** Activity **
Repeat the data that follows, word for word, without the images.
- - -
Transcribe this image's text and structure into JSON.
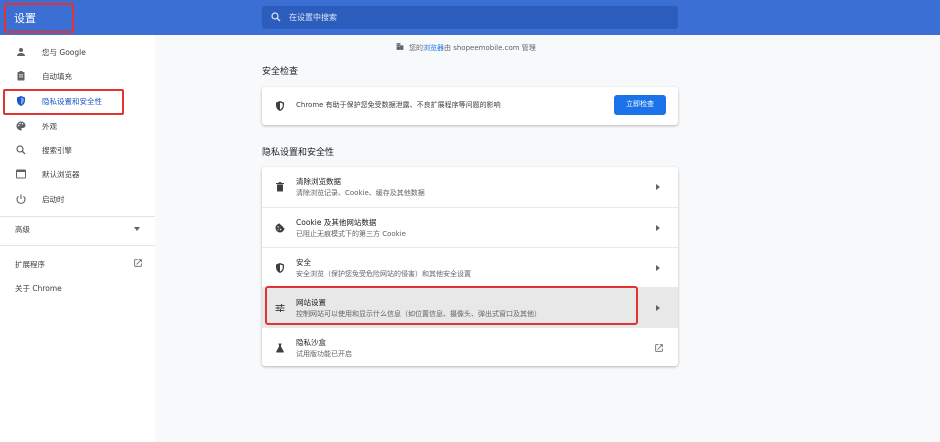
{
  "header": {
    "title": "设置",
    "search_placeholder": "在设置中搜索",
    "colors": {
      "header_bg": "#3c6fd3",
      "annotation_red": "#e23232"
    }
  },
  "sidebar": {
    "items": [
      {
        "label": "您与 Google",
        "icon": "person-icon"
      },
      {
        "label": "自动填充",
        "icon": "clipboard-icon"
      },
      {
        "label": "隐私设置和安全性",
        "icon": "shield-icon",
        "active": true
      },
      {
        "label": "外观",
        "icon": "palette-icon"
      },
      {
        "label": "搜索引擎",
        "icon": "search-icon"
      },
      {
        "label": "默认浏览器",
        "icon": "browser-icon"
      },
      {
        "label": "启动时",
        "icon": "power-icon"
      }
    ],
    "advanced": "高级",
    "extensions": "扩展程序",
    "about": "关于 Chrome"
  },
  "main": {
    "managed": {
      "prefix": "您的",
      "link": "浏览器",
      "suffix": "由 shopeemobile.com 管理"
    },
    "safety_check": {
      "title": "安全检查",
      "text": "Chrome 有助于保护您免受数据泄露、不良扩展程序等问题的影响",
      "button": "立即检查"
    },
    "privacy": {
      "title": "隐私设置和安全性",
      "rows": [
        {
          "title": "清除浏览数据",
          "subtitle": "清除浏览记录、Cookie、缓存及其他数据",
          "icon": "trash-icon"
        },
        {
          "title": "Cookie 及其他网站数据",
          "subtitle": "已阻止无痕模式下的第三方 Cookie",
          "icon": "cookie-icon"
        },
        {
          "title": "安全",
          "subtitle": "安全浏览（保护您免受危险网站的侵害）和其他安全设置",
          "icon": "security-shield-icon"
        },
        {
          "title": "网站设置",
          "subtitle": "控制网站可以使用和显示什么信息（如位置信息、摄像头、弹出式窗口及其他）",
          "icon": "sliders-icon"
        },
        {
          "title": "隐私沙盒",
          "subtitle": "试用版功能已开启",
          "icon": "flask-icon"
        }
      ]
    }
  }
}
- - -
** Response area **
Transcribe this image's text and structure into JSON.
{
  "header": {
    "title": "设置",
    "search_placeholder": "在设置中搜索",
    "colors": {
      "header_bg": "#3c6fd3",
      "annotation_red": "#e23232"
    }
  },
  "sidebar": {
    "items": [
      {
        "label": "您与 Google",
        "icon": "person-icon"
      },
      {
        "label": "自动填充",
        "icon": "clipboard-icon"
      },
      {
        "label": "隐私设置和安全性",
        "icon": "shield-icon",
        "active": true
      },
      {
        "label": "外观",
        "icon": "palette-icon"
      },
      {
        "label": "搜索引擎",
        "icon": "search-icon"
      },
      {
        "label": "默认浏览器",
        "icon": "browser-icon"
      },
      {
        "label": "启动时",
        "icon": "power-icon"
      }
    ],
    "advanced": "高级",
    "extensions": "扩展程序",
    "about": "关于 Chrome"
  },
  "main": {
    "managed": {
      "prefix": "您的",
      "link": "浏览器",
      "suffix": "由 shopeemobile.com 管理"
    },
    "safety_check": {
      "title": "安全检查",
      "text": "Chrome 有助于保护您免受数据泄露、不良扩展程序等问题的影响",
      "button": "立即检查"
    },
    "privacy": {
      "title": "隐私设置和安全性",
      "rows": [
        {
          "title": "清除浏览数据",
          "subtitle": "清除浏览记录、Cookie、缓存及其他数据",
          "icon": "trash-icon"
        },
        {
          "title": "Cookie 及其他网站数据",
          "subtitle": "已阻止无痕模式下的第三方 Cookie",
          "icon": "cookie-icon"
        },
        {
          "title": "安全",
          "subtitle": "安全浏览（保护您免受危险网站的侵害）和其他安全设置",
          "icon": "security-shield-icon"
        },
        {
          "title": "网站设置",
          "subtitle": "控制网站可以使用和显示什么信息（如位置信息、摄像头、弹出式窗口及其他）",
          "icon": "sliders-icon"
        },
        {
          "title": "隐私沙盒",
          "subtitle": "试用版功能已开启",
          "icon": "flask-icon"
        }
      ]
    }
  }
}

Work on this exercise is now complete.